>I’ll expand more on this concept later, but the irony of our financial problems today lay partially in the failure to allow failure. Without failure there can be no success, this is the essence of creative destruction. Our system of bailouts has distorted the marketplace and rewarded failure while punishing success. What about those that lost money buying the stocks of bailed out financial firms you may ask? That is punishment, however please explain to me why taxpayers had to step in ahead of the bond holders of these companies? Please tell me why my hard earned money, which was not invested in bank stocks was required to bailout bond holders of these firms when they in fact made an active choice to invest in these firms? Shouldn’t people who make an active decision to bear investment risk actually take losses before the taxpayers are expected too? This failure to allow bond holders to lose money will have severe repercussions long term throughout our entire capital system.
By not allowing failure we prop up companies like Citigroup and GM we punish the companies that could have gained market-share as a a result of the failure. This is how markets work, good decisions are rewarded (eventually) and bad punished (or so we thought). Instead we have created a system where the good decisions are no longer being rewarded (at least like they should) and the bad decisions are in fact being rewarded (bailed out bond holders and government backing). This market distortion can only continue for so long – at some point it must fail.

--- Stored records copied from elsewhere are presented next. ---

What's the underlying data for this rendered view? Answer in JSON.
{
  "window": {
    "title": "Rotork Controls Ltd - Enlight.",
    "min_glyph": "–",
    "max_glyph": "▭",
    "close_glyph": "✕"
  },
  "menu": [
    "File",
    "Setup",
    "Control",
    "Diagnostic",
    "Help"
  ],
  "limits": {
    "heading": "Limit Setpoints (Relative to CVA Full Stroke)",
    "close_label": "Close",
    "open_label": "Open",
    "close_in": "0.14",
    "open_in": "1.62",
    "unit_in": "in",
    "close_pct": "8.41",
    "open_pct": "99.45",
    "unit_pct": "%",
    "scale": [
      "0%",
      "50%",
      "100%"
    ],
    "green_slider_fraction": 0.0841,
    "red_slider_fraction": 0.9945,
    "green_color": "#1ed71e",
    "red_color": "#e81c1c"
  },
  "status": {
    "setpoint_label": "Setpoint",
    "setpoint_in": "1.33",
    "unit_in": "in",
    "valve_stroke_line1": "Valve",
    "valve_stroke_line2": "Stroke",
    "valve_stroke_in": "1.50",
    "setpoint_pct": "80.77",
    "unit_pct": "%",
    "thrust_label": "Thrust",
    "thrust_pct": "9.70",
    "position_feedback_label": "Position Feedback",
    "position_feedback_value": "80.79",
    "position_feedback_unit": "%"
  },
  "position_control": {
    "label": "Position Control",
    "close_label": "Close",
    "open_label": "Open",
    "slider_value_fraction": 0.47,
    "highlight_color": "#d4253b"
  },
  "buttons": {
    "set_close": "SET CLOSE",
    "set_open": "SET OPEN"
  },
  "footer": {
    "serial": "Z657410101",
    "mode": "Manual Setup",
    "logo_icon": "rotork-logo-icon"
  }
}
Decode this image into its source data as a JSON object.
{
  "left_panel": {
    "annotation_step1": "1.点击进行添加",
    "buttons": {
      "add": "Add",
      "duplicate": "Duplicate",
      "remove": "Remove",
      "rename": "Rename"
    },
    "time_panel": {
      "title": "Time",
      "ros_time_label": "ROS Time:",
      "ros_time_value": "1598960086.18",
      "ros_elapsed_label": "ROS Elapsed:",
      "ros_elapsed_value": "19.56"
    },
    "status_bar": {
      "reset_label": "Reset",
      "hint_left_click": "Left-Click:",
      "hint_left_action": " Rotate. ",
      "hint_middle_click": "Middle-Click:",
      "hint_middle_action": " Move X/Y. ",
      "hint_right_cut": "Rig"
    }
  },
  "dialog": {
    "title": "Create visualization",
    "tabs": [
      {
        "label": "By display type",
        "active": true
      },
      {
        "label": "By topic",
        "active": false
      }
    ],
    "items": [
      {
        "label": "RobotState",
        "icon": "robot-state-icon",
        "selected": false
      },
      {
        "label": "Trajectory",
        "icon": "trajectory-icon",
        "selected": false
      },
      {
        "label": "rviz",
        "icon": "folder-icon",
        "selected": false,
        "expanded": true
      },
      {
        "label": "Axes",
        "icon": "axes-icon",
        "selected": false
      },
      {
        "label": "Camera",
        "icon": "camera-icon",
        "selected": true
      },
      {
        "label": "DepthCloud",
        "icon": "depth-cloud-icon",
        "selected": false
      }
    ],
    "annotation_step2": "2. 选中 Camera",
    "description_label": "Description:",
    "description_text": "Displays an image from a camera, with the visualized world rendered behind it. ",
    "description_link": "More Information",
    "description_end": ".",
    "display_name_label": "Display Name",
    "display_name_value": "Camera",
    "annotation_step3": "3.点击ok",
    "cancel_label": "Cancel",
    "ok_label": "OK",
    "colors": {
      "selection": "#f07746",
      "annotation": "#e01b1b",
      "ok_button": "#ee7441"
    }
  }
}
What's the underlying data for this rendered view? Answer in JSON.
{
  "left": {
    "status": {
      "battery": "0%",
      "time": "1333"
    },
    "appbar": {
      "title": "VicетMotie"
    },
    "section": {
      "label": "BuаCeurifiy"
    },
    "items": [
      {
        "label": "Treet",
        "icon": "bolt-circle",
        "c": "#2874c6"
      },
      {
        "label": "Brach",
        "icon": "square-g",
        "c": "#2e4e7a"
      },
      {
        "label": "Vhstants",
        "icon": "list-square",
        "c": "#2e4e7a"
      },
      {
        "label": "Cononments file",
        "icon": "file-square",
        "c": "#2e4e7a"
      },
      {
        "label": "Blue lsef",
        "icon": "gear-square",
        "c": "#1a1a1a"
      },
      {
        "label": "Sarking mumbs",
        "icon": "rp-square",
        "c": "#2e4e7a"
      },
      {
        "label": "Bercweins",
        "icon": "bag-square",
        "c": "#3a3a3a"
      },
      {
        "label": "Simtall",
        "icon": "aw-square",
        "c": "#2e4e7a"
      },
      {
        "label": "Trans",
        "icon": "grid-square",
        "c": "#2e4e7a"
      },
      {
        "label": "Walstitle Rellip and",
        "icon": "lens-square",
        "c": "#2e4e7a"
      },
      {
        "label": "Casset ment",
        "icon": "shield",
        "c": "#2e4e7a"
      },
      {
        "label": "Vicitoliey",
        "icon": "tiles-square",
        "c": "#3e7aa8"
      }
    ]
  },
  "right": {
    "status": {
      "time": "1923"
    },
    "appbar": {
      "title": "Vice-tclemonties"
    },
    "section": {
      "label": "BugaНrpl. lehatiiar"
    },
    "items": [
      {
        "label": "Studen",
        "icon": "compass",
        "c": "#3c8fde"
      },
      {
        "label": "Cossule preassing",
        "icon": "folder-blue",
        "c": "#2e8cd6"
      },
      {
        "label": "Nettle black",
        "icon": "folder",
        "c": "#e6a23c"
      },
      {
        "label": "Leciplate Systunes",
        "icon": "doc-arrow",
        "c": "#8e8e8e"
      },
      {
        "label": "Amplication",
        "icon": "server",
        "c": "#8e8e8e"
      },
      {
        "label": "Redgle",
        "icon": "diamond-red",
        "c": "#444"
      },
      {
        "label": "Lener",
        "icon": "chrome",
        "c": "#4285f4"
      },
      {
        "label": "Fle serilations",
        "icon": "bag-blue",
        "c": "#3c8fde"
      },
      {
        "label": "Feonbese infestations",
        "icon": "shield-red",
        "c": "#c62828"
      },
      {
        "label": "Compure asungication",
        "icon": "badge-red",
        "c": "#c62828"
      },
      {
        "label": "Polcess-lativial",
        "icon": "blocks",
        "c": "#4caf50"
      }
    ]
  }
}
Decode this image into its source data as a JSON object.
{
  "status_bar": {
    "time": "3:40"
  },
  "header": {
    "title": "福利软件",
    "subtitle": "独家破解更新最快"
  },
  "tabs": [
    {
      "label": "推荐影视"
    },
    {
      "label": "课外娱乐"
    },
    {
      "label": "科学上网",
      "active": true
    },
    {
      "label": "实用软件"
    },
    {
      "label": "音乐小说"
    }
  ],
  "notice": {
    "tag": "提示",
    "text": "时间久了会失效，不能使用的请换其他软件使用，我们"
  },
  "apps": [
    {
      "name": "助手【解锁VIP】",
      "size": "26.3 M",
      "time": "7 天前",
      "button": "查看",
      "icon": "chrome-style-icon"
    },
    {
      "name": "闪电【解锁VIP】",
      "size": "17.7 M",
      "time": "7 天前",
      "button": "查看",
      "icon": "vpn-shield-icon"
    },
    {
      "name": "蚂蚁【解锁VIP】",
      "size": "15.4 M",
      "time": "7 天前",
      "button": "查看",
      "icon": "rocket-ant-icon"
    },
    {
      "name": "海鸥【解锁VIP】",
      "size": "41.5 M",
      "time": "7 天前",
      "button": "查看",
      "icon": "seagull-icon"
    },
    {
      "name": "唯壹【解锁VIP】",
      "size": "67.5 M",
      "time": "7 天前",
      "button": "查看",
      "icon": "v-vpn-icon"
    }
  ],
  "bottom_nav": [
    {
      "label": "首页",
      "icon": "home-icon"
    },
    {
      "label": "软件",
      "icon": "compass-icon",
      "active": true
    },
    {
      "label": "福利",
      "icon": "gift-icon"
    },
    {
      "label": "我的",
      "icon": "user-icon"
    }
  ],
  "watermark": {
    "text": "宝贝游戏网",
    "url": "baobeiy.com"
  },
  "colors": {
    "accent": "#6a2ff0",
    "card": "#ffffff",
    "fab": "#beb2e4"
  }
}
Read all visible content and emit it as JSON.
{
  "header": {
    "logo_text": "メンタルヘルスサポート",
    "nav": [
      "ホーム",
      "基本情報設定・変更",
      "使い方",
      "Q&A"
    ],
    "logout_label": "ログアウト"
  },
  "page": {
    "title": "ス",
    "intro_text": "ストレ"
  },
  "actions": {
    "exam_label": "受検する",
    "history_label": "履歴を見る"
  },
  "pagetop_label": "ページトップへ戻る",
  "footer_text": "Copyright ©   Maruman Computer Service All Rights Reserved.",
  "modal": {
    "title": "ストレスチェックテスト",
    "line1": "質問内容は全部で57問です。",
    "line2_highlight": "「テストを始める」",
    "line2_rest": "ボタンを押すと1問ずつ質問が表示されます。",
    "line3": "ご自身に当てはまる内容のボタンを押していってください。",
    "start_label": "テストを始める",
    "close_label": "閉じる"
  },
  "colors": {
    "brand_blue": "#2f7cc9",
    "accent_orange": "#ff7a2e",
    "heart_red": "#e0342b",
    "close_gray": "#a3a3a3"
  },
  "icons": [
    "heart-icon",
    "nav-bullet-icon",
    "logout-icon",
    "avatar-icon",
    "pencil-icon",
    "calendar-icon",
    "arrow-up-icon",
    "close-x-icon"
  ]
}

The problem with this new system failing is that it will be much, much worse than had we allowed failure to happen in the first place.
Scott Dauenhauer CFP, MSFP, AIF